--- START ---

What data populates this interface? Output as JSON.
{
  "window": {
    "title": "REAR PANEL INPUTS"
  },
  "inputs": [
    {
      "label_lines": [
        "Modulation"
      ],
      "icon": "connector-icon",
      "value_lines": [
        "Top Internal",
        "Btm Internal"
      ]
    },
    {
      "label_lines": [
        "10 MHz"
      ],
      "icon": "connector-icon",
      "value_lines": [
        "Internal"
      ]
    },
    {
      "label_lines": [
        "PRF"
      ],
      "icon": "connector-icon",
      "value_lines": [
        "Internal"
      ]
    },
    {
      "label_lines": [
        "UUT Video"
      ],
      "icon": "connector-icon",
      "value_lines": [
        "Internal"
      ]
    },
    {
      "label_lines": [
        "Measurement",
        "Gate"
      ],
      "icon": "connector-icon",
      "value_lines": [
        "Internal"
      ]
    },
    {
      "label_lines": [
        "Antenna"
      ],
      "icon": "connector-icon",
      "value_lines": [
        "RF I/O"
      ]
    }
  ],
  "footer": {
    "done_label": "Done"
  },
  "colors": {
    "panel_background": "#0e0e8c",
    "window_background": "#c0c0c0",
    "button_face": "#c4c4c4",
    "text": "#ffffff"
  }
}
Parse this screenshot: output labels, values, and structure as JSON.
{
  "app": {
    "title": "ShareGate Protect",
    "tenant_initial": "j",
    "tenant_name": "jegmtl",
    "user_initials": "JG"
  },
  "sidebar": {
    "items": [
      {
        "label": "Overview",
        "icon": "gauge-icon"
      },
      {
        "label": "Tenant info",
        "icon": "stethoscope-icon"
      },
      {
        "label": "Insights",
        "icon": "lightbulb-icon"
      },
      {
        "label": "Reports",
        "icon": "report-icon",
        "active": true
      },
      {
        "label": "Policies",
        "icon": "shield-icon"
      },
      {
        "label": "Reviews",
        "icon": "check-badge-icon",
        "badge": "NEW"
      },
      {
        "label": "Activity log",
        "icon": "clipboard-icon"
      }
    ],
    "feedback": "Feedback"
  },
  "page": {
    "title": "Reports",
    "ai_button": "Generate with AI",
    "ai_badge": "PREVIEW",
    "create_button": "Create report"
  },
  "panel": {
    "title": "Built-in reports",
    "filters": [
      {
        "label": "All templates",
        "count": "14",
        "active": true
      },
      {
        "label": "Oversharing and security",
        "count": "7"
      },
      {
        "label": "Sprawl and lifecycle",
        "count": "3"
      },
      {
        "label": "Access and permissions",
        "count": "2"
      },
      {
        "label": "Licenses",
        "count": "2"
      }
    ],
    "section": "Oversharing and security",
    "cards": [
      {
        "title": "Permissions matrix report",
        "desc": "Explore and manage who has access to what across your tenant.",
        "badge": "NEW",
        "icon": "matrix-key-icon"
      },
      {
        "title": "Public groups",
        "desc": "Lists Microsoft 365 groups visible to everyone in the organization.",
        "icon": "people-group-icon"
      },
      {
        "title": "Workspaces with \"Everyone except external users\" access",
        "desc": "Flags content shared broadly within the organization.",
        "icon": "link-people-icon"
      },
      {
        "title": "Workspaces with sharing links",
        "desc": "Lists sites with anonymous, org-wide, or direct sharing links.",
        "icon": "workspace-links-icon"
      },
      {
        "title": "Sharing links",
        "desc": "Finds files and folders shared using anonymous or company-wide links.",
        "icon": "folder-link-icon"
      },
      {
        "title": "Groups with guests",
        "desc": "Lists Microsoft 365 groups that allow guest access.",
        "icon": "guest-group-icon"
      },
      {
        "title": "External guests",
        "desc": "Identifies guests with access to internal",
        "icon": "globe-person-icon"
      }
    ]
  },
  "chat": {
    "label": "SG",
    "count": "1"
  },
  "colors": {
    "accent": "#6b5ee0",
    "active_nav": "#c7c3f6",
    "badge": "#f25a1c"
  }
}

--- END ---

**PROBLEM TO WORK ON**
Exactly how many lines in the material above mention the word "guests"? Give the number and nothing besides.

**RESULT**
3